▶ Your goal: Below are the entries; output exactly the lines from the one containing "Give me the" through the final line, inclusive.

(Given records begins)

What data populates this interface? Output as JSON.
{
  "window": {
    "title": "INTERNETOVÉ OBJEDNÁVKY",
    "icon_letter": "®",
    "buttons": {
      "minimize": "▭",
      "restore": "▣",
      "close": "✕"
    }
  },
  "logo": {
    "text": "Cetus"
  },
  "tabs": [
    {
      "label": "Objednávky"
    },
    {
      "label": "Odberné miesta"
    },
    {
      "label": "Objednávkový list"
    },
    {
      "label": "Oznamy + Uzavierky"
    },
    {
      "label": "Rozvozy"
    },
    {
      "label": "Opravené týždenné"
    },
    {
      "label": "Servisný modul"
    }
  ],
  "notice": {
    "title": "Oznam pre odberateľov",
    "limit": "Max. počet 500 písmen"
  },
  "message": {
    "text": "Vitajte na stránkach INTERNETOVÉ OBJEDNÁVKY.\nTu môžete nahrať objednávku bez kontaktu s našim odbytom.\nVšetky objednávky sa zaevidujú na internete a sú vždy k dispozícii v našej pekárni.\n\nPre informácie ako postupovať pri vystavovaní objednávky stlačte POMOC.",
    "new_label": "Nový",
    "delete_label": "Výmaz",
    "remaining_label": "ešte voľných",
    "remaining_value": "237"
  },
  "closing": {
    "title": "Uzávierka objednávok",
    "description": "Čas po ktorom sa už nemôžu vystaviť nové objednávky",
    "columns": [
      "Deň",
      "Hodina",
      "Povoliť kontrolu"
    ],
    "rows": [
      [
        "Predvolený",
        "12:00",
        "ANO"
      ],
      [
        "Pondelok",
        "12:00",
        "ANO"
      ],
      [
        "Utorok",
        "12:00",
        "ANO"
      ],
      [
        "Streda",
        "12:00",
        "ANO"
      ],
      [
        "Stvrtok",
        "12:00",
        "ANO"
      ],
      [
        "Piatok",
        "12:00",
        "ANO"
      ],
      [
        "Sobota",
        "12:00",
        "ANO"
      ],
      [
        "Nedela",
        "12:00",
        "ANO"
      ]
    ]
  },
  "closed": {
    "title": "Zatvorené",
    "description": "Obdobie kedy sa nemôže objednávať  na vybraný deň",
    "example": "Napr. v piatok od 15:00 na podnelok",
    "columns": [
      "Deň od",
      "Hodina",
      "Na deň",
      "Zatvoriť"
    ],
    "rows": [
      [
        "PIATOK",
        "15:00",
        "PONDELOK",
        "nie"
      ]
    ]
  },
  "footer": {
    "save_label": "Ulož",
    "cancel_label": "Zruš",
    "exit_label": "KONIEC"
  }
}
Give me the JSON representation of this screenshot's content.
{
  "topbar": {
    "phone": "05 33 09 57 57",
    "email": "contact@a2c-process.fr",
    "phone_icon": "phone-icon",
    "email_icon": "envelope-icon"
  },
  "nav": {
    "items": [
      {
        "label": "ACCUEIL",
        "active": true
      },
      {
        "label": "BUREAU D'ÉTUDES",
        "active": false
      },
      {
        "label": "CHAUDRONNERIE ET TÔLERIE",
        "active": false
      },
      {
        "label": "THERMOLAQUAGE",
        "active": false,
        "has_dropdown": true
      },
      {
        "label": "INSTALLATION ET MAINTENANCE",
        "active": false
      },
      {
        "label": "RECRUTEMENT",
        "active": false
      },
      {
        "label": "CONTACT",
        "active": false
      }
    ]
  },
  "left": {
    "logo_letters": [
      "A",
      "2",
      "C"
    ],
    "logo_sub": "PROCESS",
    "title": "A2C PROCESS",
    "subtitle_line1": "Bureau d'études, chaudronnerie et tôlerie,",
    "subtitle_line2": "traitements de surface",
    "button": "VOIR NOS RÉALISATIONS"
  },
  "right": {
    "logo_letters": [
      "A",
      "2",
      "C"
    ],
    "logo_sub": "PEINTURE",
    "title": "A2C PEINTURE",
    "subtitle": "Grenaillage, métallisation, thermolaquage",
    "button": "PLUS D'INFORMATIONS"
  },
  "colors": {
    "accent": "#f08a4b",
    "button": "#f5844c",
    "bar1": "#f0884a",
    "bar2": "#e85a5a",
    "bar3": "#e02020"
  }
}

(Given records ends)

▶ Output for this exercise:
Give me the JSON representation of this screenshot's content.
{
  "topbar": {
    "phone": "05 33 09 57 57",
    "email": "contact@a2c-process.fr",
    "phone_icon": "phone-icon",
    "email_icon": "envelope-icon"
  },
  "nav": {
    "items": [
      {
        "label": "ACCUEIL",
        "active": true
      },
      {
        "label": "BUREAU D'ÉTUDES",
        "active": false
      },
      {
        "label": "CHAUDRONNERIE ET TÔLERIE",
        "active": false
      },
      {
        "label": "THERMOLAQUAGE",
        "active": false,
        "has_dropdown": true
      },
      {
        "label": "INSTALLATION ET MAINTENANCE",
        "active": false
      },
      {
        "label": "RECRUTEMENT",
        "active": false
      },
      {
        "label": "CONTACT",
        "active": false
      }
    ]
  },
  "left": {
    "logo_letters": [
      "A",
      "2",
      "C"
    ],
    "logo_sub": "PROCESS",
    "title": "A2C PROCESS",
    "subtitle_line1": "Bureau d'études, chaudronnerie et tôlerie,",
    "subtitle_line2": "traitements de surface",
    "button": "VOIR NOS RÉALISATIONS"
  },
  "right": {
    "logo_letters": [
      "A",
      "2",
      "C"
    ],
    "logo_sub": "PEINTURE",
    "title": "A2C PEINTURE",
    "subtitle": "Grenaillage, métallisation, thermolaquage",
    "button": "PLUS D'INFORMATIONS"
  },
  "colors": {
    "accent": "#f08a4b",
    "button": "#f5844c",
    "bar1": "#f0884a",
    "bar2": "#e85a5a",
    "bar3": "#e02020"
  }
}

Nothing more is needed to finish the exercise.